_What is being asked:_
Which lines of the data contain the string "caption"? Copy every one.

Segment Start: Supplied material

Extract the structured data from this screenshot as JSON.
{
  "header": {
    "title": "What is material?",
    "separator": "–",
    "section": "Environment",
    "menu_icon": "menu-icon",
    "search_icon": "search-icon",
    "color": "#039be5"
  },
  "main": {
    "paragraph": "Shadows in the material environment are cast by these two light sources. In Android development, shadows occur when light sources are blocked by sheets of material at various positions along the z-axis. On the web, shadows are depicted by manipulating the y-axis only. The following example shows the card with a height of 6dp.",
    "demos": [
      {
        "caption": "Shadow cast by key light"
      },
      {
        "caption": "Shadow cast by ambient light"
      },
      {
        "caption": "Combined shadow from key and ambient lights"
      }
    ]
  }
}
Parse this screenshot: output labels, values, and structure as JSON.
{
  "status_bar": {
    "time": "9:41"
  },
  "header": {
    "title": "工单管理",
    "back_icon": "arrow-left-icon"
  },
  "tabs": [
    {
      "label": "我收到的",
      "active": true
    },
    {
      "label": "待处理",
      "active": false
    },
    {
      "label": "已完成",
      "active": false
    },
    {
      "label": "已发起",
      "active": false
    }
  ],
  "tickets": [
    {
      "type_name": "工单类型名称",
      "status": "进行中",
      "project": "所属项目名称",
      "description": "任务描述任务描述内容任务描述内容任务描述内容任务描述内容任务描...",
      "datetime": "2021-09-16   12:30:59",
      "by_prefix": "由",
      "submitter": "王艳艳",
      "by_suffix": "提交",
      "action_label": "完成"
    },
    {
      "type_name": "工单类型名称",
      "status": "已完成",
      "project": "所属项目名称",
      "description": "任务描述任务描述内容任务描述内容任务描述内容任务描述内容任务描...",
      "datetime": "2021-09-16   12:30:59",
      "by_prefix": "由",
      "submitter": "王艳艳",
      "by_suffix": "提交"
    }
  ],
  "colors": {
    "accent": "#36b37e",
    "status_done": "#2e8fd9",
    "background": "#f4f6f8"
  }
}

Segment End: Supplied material

_Your response:_
        "caption": "Shadow cast by key light"
        "caption": "Shadow cast by ambient light"
        "caption": "Combined shadow from key and ambient lights"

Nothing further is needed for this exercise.